When it rains, Mexico floods: What you need to know about tropical storms

A series of tropical storms hit Mexico in recent weeks, killing at least 21 people and leaving at least 40 others missing.

It was the third major storm to hit the country this year, and a first since October 2018.

The most recent was a Category 4 storm that hit on October 12.

Mexico City has seen four tropical storm seasons in its history, and there have been at least 11 in 2016.

This year was no different, with three of the four storms being hurricanes, according to the National Hurricane Center.

Mexico’s capital has seen some of the strongest hurricanes in the world, according, and is considered the epicenter of a severe storm system, which typically has winds of 150 miles per hour or more.

The storm also hit Mexico City’s eastern side and flooded major highways and blocked major roads.

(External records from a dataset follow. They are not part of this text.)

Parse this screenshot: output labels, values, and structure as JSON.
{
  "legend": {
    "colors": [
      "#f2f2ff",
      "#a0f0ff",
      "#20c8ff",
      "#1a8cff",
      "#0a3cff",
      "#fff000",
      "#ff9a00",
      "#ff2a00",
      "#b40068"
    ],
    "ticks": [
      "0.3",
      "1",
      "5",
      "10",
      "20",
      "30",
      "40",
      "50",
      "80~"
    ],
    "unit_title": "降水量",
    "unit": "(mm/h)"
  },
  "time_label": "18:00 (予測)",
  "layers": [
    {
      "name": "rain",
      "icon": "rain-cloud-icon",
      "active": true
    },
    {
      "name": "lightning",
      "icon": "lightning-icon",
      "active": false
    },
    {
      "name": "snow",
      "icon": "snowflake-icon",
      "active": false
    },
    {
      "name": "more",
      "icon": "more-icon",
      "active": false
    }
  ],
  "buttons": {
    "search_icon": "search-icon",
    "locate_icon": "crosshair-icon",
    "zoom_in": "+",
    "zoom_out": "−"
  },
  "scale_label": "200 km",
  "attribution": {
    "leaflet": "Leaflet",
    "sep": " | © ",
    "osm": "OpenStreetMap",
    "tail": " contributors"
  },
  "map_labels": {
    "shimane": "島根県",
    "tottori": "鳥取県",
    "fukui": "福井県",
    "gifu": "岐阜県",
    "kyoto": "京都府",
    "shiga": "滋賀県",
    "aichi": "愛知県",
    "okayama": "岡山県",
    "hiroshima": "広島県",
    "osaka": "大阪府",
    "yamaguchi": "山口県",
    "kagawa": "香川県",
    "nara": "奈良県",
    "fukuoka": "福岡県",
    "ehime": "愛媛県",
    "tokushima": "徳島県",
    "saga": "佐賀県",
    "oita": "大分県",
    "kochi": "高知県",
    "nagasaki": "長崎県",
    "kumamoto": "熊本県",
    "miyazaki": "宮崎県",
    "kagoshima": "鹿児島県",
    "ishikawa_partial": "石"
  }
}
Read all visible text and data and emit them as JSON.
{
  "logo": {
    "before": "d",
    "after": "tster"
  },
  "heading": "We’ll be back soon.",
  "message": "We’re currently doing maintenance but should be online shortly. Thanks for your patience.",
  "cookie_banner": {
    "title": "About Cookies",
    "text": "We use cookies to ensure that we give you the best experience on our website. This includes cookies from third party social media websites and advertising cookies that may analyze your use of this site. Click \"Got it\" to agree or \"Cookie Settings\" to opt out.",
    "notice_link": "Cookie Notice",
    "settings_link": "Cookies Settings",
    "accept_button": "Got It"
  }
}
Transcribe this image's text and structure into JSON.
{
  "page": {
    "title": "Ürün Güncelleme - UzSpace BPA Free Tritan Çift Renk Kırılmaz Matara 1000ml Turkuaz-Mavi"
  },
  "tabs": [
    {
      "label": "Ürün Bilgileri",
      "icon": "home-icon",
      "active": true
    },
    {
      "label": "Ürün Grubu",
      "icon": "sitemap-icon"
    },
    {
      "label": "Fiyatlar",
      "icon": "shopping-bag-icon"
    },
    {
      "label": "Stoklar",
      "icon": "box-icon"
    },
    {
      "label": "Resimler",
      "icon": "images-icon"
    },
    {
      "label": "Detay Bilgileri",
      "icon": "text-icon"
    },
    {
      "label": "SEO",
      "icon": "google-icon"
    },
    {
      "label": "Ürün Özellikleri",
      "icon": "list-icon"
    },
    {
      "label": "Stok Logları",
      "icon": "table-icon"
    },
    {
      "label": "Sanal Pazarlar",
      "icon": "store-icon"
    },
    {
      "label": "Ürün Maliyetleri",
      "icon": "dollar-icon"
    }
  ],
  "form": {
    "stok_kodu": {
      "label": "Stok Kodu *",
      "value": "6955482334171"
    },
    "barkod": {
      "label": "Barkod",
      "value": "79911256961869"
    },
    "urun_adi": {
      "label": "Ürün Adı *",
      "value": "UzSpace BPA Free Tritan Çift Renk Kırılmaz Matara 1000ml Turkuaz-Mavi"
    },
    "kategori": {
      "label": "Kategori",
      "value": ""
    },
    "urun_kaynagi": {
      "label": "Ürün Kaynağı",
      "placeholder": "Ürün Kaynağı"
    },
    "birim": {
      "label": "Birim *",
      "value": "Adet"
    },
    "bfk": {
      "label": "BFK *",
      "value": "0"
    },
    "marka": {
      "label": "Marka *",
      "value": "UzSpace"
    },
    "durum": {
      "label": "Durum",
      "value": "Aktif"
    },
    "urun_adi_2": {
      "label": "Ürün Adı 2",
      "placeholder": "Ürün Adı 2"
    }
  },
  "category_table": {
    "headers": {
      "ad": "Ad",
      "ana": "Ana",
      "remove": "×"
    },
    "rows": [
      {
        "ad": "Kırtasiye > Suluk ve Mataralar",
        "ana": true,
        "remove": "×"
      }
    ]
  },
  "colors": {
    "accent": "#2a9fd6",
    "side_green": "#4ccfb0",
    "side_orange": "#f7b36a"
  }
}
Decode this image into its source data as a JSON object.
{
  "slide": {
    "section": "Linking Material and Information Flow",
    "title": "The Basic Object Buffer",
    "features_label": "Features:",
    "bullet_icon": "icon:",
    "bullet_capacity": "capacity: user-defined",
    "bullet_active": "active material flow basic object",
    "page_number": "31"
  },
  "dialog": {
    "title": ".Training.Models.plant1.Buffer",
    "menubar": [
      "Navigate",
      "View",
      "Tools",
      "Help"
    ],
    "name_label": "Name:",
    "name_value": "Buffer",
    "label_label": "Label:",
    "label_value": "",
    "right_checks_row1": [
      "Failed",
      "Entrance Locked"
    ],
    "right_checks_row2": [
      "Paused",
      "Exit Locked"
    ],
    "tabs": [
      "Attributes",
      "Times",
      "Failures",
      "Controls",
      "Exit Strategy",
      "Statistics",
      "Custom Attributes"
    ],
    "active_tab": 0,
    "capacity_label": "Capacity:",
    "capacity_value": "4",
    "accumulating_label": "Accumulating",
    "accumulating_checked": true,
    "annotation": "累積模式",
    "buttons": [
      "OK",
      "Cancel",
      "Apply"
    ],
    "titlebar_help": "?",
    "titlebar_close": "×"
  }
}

The city had to shut down many streets in the capital.

On Wednesday, a series of severe storms hit the southern states of Chiapas and Tamaulipas, with several of the storms bringing flooding and damage to homes and businesses.

In Tamau, a tourist resort town in Tamaula state, an apartment building was destroyed by heavy rain.

On Thursday, the National Weather Service issued a tropical storm warning for Tamaue in southern Mexico.

In the state of Oaxaca, which includes Oaxalco, Tamaalpas and Jalisco states, at least 12 people were killed and dozens more injured in landslides.

In Jalisco, the death toll rose to 19.

More than 80 percent of Mexico’s rivers are in danger of becoming impassable, and the National Hydrological Institute says the state’s water resources could be at risk if the rains continue.